Only one party in Virginia has a recent history of running candidates who engaged in what leftists have deemed irredeemable racism. The Washington Post pretended it was Republicans in the form of businessman Glenn Youngkin.
Those who followed the paper’s coverage throughout the season are likely well-acquainted with Youngkin’s pledge to ban critical race theory in schools, a form of systemic racism that indoctrinates students to see the entire world through a racial lens.
“Youngkin is using the critical race theory bogeyman to rile up the Trumpian base,” headlined a September editorial casting the Republican candidate’s crusade against racist education as itself, racist.
“There’s little mystery about what impels Mr. Youngkin’s false statements,” Post editors wrote after denying the presence of critical race theory in K-12 curriculums, despite the numerous examples Republicans have exposed. The paper indicted Youngkin’s motivation as “dovetail[ing] with national Republicans’ strategy of using the critical race theory bogeyman to foment racial resentments among the GOP’s heavily White voting base.”
The McAuliffe campaign talking point that critical race theory is not in schools is a lie, by the way, regurgitated by NPR and CNN as late as the morning of Election Day despite McAuliffe’s own Department of Education’s demand that teachers “embrace critical race theory.”
Terry McAuliffe's closing argument is that critical race theory is a "racist dog whistle" that has "never been taught in Virginia." But I can debunk this lie—and prove that McAuliffe himself was the first Virginia governor to promote CRT.
— Christopher F. Rufo ⚔️ (@realchrisrufo) October 30, 2021
Another opinion piece published in the Post on Monday suggested that calling Youngkin’s campaign against state-sponsored racism in schools a “dog whistle” wasn’t going far enough.
“Youngkin has no secret agenda here,” Post columnist Paul Waldman insisted after citing Democrat candidate Terry McAuliffe’s charge that Youngkin is employing racist coded language. “[Youngkin] isn’t using subtle hints to appeal to a subset of the electorate while everyone else remains blissfully ignorant. We all know what he’s doing.”
In October, the Post ran a news piece that suggested Youngkin was “antisemitic” for mentioning George Soros and a “perspective” piece which lied about the candidate’s position on Toni Morrison’s book, “Beloved.”
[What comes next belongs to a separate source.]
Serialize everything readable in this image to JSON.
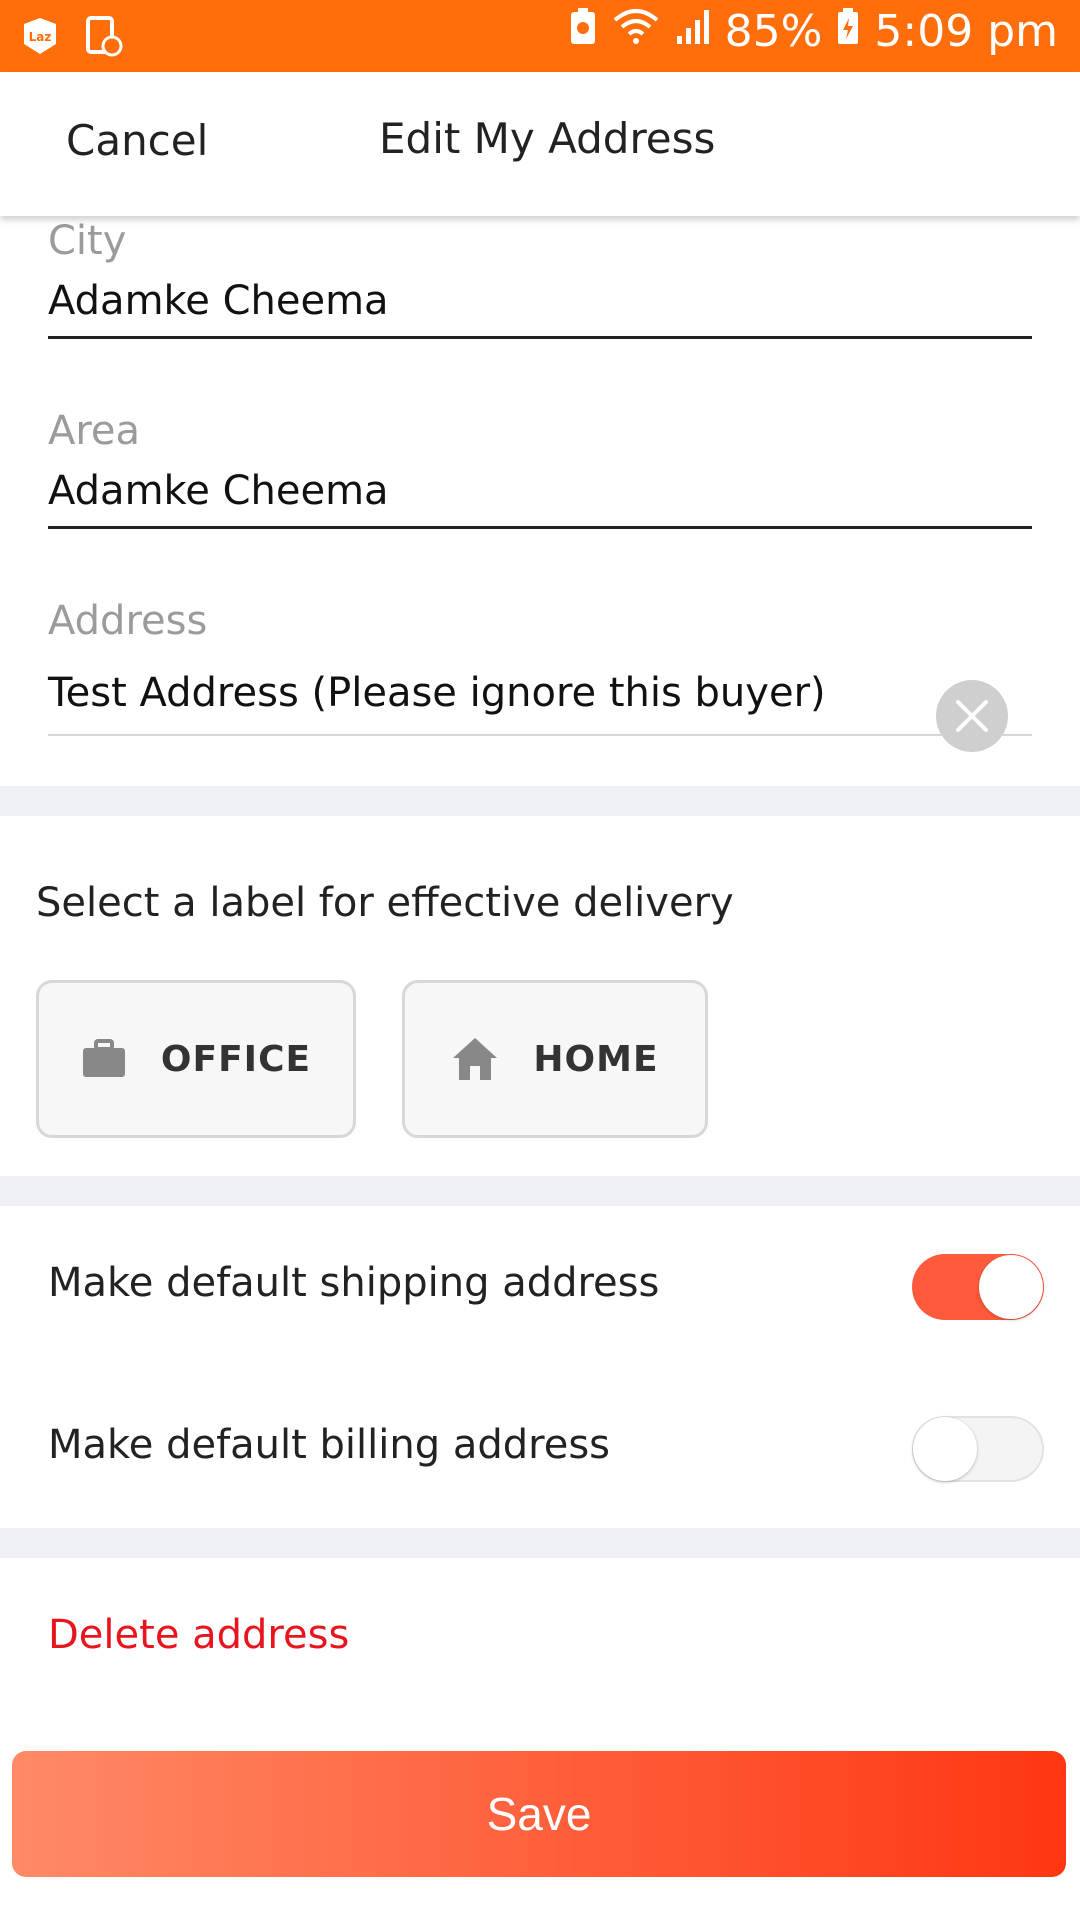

Headlined, “Banning Toni Morrison’s books doesn’t protect kids. It just sanitizes racism,” the article accused Republicans of running a campaign to ban the Pulitzer Prize-winning work from classrooms along with any education on the history of slavery.
“In this instance, those who criticize ‘Beloved’ and want to ban what they call critical race theory claim that any works addressing the country’s history of racial inequality and violence pose a threat to impressionable young minds,” wrote Columbia literature Professor Farah Jasmine Griffin.
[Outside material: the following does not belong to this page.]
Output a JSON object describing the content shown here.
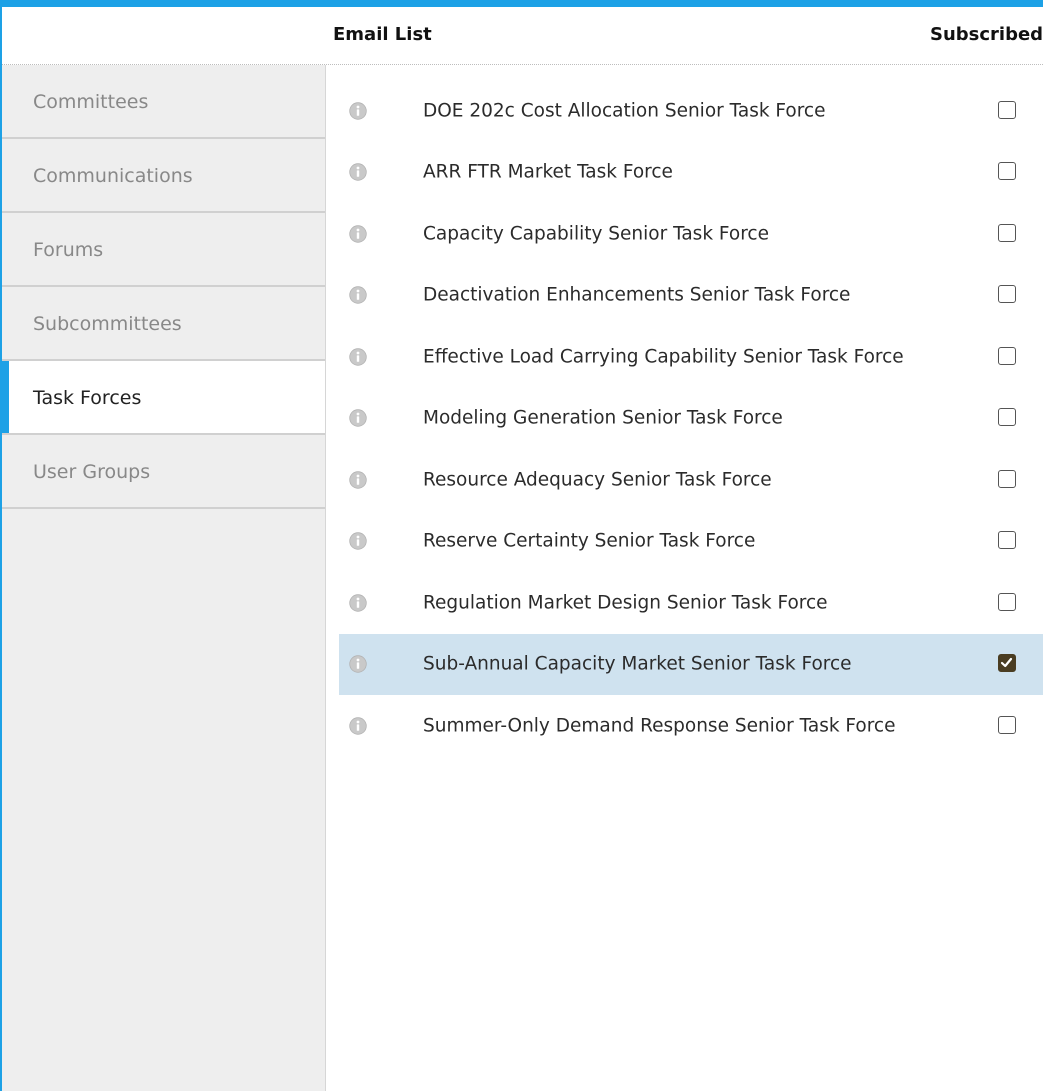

But Republicans, including Younkin, aren’t endorsing the erasure of history from classrooms — in stark contrast to the far-left revolutionaries engaged in the nationwide destruction of statues. Youngkin ran an ad attacking McAuliffe for twice vetoing bipartisan legislation as governor that would have given parents the choice to opt their children out of being assigned to read the sexually explicit text.
The Washington Post ran a “fact-check” of that too which complained it lacked context.
The debate over Morrison’s book highlighted Youngkin’s platform to give parents a voice in their children’s education compared to McAuliffe who, on the debate stage in September, pledged “I’m not going to let parents come into schools and actually take books out and make their own decision.”
Yet while Youngkin was tarred as a racist Republican who sought to ban history from the classroom while running on a cooked-up conspiracy against critical race theory, the Post ignored the Democrats’ own costume history.
After McAuliffe demanded Virginia Democrat Gov. Ralph Northam resign over past photos of Northam dressed in either blackface or as a Ku Klux Klansmen, McAuliffe now celebrates his support. McAuliffe is also campaigning with Attorney General Mark Herring on the same ticket with the Post’s endorsement, despite Herring previously admitting to wearing blackface.